Then enjoy a guided walk through the extraordinary landscape of the Burren. The springtime and the summer in the Burren is the perfect time to take a close look at the various wildflowers. Some beautiful and unique species can be found with the right guide. With a bit of luck, you might even come across a herd of wild goats travelling sure-footed on the rocky Burren hillside.
Stay in an 18th-century castle and explore its craggy grounds
Head out on a boat for the perfect way to explore the Wild Atlantic Way
It will come as no surprise, being the capital city, that London holds the most significant Royal and Parliamentary seat of power.
In Connemara, with an expert local guide you will embark on a difficult four to six-hour off-trail mountain hike of three adjacent peaks in the rugged 12 Bens; Ben Lettery, Ben Gleniskey and Ben Gower. Enjoy wild mountain landscape, stunning views and spectacular blanket bog. The glistening quartzite peaks of the Twelve Bens of Connemara form a mountain landscape unique in Ireland and it is one that any serious walker will be drawn to eventually.
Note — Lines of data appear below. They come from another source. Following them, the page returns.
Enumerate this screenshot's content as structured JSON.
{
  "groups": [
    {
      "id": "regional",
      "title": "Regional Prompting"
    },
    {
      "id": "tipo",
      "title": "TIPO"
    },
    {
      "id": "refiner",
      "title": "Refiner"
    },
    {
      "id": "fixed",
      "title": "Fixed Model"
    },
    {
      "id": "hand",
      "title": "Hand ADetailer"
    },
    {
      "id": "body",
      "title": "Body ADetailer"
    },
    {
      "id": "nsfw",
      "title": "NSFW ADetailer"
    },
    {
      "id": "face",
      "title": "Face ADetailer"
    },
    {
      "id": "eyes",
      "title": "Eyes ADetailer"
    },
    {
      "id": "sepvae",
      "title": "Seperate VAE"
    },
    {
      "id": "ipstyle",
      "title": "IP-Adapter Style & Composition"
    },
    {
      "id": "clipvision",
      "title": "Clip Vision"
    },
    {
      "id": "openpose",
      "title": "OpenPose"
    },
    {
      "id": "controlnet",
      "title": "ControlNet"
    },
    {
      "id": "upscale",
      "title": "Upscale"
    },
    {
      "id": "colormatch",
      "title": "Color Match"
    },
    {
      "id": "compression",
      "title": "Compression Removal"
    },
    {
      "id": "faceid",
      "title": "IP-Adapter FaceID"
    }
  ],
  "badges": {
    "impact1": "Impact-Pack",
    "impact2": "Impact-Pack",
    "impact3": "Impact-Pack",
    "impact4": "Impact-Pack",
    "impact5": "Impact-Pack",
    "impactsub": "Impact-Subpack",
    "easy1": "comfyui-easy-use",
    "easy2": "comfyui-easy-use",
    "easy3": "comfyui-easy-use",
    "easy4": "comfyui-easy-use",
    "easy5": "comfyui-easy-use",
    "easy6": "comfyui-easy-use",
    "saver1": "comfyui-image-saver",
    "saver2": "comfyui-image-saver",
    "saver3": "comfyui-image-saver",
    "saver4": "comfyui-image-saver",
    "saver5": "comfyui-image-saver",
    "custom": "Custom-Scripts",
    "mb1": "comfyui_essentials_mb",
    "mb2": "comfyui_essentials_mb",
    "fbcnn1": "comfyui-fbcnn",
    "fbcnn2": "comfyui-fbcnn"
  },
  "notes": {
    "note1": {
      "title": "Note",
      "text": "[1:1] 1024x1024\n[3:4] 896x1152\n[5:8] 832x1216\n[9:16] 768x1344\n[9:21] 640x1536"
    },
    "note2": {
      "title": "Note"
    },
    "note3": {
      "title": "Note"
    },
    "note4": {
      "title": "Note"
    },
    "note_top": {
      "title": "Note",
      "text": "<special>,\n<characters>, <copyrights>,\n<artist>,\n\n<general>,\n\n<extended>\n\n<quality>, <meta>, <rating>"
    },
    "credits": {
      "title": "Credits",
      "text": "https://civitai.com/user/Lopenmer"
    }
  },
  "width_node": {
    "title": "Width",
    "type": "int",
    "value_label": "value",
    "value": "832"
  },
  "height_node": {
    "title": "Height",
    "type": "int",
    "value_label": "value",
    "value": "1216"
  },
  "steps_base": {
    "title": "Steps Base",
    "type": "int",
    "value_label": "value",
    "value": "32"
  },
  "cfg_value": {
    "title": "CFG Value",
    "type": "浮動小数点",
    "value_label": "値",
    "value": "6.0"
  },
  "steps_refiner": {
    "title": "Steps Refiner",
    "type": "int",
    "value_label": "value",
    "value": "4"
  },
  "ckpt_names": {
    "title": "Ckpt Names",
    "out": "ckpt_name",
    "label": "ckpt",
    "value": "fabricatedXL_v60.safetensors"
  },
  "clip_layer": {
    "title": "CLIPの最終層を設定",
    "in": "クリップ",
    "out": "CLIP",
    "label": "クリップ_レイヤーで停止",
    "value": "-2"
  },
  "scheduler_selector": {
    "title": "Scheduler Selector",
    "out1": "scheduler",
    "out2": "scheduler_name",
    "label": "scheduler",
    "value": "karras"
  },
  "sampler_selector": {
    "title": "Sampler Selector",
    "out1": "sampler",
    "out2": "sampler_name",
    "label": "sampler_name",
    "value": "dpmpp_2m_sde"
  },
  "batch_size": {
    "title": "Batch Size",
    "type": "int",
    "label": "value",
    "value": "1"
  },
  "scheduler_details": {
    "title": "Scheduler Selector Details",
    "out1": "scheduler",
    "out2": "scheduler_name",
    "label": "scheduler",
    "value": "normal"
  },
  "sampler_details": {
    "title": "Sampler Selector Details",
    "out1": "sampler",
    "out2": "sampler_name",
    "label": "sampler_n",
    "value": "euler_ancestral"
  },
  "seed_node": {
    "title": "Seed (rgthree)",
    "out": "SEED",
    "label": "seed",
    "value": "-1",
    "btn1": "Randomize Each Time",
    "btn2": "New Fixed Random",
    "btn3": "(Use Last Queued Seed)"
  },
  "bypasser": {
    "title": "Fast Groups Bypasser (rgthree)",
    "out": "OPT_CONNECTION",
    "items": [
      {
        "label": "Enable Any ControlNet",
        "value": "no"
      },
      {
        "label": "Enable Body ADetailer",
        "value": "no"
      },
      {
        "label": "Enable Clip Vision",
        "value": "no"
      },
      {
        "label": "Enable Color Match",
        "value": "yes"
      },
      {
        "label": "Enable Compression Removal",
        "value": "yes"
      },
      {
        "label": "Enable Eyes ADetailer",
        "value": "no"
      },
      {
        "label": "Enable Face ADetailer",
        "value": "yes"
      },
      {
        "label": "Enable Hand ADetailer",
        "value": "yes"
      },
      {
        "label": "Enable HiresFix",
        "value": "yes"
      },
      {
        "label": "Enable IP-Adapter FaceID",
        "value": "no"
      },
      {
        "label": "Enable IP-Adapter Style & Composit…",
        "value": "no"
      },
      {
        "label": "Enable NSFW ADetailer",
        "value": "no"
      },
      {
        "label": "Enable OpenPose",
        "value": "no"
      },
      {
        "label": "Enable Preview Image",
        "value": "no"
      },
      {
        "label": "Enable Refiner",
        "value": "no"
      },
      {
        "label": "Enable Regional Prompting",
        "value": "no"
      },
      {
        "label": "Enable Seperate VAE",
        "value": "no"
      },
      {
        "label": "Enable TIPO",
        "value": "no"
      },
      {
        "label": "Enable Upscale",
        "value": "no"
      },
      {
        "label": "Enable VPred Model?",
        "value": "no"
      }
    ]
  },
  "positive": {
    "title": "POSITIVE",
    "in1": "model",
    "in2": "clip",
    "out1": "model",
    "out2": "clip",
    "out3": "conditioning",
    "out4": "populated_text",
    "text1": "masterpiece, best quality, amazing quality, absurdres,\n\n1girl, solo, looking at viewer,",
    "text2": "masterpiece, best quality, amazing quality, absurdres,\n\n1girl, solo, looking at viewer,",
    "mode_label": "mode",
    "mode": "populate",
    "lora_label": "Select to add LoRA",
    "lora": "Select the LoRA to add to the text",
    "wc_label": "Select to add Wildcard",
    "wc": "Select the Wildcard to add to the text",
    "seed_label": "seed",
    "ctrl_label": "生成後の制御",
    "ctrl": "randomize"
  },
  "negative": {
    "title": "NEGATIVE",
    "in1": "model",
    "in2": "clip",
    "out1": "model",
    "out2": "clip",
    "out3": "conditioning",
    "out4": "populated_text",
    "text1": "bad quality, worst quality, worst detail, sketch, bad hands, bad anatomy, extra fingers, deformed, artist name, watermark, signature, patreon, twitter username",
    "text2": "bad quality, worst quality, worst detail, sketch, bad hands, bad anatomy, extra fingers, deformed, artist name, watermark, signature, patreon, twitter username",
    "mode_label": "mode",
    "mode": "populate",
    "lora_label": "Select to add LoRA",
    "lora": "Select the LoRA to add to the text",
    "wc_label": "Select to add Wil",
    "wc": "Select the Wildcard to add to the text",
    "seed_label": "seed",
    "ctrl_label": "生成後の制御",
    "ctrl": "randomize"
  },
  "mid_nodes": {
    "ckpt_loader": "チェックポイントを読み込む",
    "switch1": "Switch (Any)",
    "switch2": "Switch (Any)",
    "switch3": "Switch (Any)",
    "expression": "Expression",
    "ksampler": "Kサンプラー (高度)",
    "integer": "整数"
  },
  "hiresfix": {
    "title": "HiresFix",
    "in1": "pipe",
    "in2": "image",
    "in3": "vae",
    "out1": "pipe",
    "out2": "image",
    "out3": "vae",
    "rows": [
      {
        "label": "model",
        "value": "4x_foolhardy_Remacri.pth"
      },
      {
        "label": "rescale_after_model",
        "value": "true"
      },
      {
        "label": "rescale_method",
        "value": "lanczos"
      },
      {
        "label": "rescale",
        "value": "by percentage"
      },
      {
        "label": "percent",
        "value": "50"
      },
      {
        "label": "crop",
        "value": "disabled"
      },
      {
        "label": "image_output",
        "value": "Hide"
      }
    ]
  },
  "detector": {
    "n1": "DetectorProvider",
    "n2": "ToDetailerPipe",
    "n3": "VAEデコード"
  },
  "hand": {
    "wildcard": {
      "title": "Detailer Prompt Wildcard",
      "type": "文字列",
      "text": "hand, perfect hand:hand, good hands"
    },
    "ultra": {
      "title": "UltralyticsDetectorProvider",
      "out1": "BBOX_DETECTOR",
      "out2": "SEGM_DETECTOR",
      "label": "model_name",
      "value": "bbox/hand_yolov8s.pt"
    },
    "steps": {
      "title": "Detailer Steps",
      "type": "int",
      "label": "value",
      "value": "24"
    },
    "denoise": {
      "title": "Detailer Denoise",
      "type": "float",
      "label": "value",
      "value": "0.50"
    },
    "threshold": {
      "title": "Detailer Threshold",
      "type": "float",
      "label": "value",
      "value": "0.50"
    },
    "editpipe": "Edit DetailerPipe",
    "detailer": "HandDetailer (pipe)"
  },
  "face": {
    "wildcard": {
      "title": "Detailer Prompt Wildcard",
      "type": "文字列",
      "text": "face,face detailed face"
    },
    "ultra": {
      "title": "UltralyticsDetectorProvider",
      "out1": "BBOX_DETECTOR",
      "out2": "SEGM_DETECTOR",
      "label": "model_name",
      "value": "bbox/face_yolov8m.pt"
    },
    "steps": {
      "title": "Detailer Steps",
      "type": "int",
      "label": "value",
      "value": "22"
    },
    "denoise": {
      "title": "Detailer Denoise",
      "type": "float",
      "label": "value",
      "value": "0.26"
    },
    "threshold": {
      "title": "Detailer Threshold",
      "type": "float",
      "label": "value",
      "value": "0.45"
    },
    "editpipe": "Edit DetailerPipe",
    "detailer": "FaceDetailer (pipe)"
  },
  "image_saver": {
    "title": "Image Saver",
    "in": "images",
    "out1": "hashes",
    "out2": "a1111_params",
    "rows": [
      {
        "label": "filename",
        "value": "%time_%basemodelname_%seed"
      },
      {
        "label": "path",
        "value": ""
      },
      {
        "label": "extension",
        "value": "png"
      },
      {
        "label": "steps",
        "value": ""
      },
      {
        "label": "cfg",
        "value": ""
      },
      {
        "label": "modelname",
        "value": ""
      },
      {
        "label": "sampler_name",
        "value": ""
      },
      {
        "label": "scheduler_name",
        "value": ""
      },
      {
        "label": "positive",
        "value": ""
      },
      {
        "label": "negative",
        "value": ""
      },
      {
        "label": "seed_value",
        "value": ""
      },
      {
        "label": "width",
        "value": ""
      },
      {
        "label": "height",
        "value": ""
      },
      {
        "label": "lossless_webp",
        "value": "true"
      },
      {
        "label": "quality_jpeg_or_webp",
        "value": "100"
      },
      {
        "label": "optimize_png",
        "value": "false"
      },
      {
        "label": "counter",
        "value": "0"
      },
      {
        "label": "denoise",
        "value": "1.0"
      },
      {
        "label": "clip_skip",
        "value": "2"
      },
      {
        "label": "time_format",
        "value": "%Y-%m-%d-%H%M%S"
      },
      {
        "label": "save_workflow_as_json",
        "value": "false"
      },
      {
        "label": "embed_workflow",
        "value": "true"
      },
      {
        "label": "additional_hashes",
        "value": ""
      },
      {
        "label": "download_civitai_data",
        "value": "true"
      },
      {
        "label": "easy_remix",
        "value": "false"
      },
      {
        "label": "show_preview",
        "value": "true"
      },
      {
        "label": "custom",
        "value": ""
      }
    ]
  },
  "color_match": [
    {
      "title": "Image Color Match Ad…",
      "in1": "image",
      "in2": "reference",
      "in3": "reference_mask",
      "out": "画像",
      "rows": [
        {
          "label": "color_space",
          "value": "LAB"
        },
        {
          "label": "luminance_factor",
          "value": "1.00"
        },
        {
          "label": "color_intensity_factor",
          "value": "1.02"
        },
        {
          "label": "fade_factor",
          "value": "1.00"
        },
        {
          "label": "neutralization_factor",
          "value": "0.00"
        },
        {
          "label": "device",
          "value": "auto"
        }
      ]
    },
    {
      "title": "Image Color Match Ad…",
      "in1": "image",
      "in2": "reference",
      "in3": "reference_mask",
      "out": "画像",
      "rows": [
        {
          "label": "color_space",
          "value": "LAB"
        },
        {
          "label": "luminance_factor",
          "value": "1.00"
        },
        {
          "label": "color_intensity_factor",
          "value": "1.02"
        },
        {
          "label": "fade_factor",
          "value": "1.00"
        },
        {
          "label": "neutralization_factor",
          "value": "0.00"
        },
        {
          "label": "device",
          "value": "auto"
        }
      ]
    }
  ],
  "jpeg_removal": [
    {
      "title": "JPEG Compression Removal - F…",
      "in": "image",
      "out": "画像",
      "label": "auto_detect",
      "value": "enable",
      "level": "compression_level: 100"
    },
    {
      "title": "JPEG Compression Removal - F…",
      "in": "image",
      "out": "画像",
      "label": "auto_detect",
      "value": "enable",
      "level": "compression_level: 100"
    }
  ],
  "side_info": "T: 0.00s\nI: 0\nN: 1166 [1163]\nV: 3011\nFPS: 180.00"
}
Ballynahinch Castle is set amid hundreds of acres of grounds and surrounded by the wild beauty of Connemara’s craggy mountains. The original 18th-century building has been much adapted over the years, but its key qualities –tranquillity, space, relaxed comfort and natural beauty – remain splendidly intact. Imagine a manor house on the edge of a peat-dark, salmon-rich river, surrounded by mature woodlands and with glimpses of the grey Twelve Bens mountain range beyond, and with the ocean just a few miles away: that’s Ballynahinch. The hotel is secluded, but no means isolated.
During your stay here, take a guided boat trip on Roundstone Bay and visit the deserted, picturesque island of Inishlacken with an experienced skipper and lobster fisherman from the nearby island of Inishnee. On your journey, you will pass a grey seal colony located in the Ballynahinch estuary, whilst also keeping your eyes peeled to the sky for numerous sea birds such as Terns, Guillemots, Gannets plus other thriving fauna. If you are lucky, you may even spot a dolphin, playing in the ocean.
The highlight of the trip for most is the visit to Inishlacken, an idyllic island of stone walls, white sandy beaches, nesting sea birds and ruined houses; echoing of a way of life now lost. With a population of nearly 200 residents in 1900, the last islanders departed in the 1980s. This is the perfect way to explore the Wild Atlantic Way, away from the road and out on the water itself.